• • The corona is replenished continually from the disk. The coronal flows are decidedly jet-like. The flow speed is a strong function of the ratio = vA/vesc. The jet speed is low for < 1, i.e., for weak magnetic field (relative to gravity). The speed rises sharply when > 1. The ratio is therefore referred to as "magnetic switch" to turn on a pair of jets from a state with no jet.
• Figure 25 shows the jet speed as a function of coronal magnetic field strength for both stellar disk (lower and left axes) and black hole's (upper and right axes). The vc for the proto-star is the velocity at rc = 2x1012 cm
• #### Figure 25 Jet Switch ~ 30 Rsun, while = (1 - v2/c2)-1/2 is the Lorentz factor and = 11(vA/c)2 for the black hole. The two dash lines are taken from the "Relativistic Wind Theory" which excludes the effect of gravity.

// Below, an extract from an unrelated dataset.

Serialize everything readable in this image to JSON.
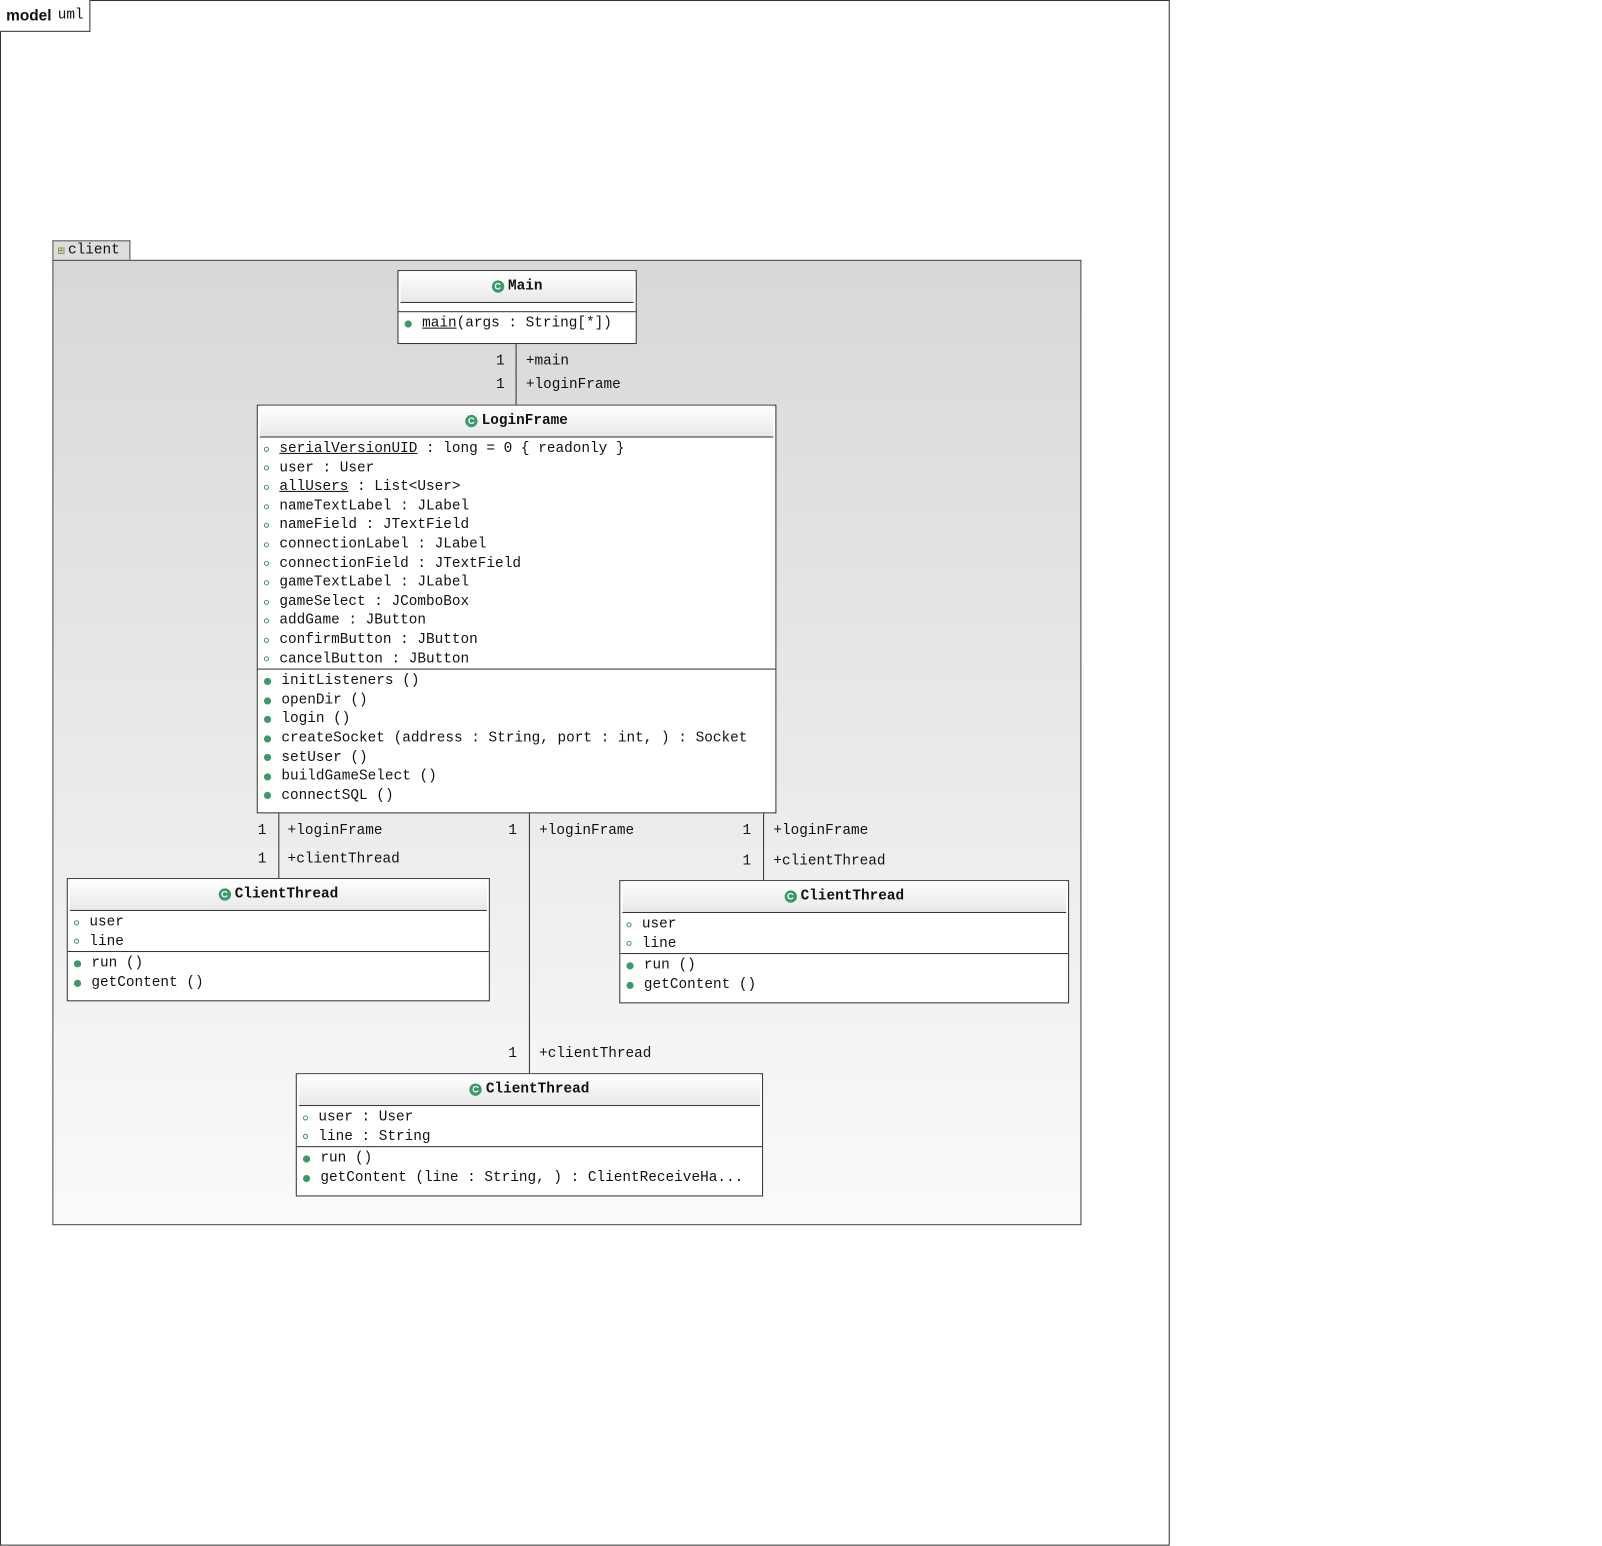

The simulation demonstrates that the jet(s) provides a mechanism to remove the angular momentum of the system. Otherwise, the formation of galaxy and star would not be possible as the in-falling material reaches the so called centrifugal barrier - where nothing can move toward the rotation axis. This kind of model can also be applied to proto-stellar object before the onset of thermonuclear reaction.

By comparing other studies on the same subject but taken into account the relativistic effects, the above-mentioned scenario is still valid with some modifications such as restricting vA < c, replacing v by v, changing vesc to jet[2(1+vA2/c2)GM/r]1/2 etc. The quantitative difference is in the range of a factor of two or so. The qualitative conclusion remains the same.

N.B.   MHD and specifically the Alfven velocity vA was developed by the Swedish physicist Hannes Alfven (1908-1995) almost single-handedly. The Alfven velocity is associated with the transverse wave motion of the magnetic field lines. It seems that the speed of the Alfven wave vA can be greater than the velocity of light for large B or small . However, it can be shown that if the displacement current term is retained in the Ampere's Law, the Alfven wave velocity becomes uA = vA/[1+(vA/c)2]1/2, which is reduced to uA ~ c for vA >> c, while uA ~ vA for vA << c. His work was not taken seriously until such wave was detected in the lab in the late 1950s. Eventually, he was awarded the Nobel prize for the efforts in 1970.

.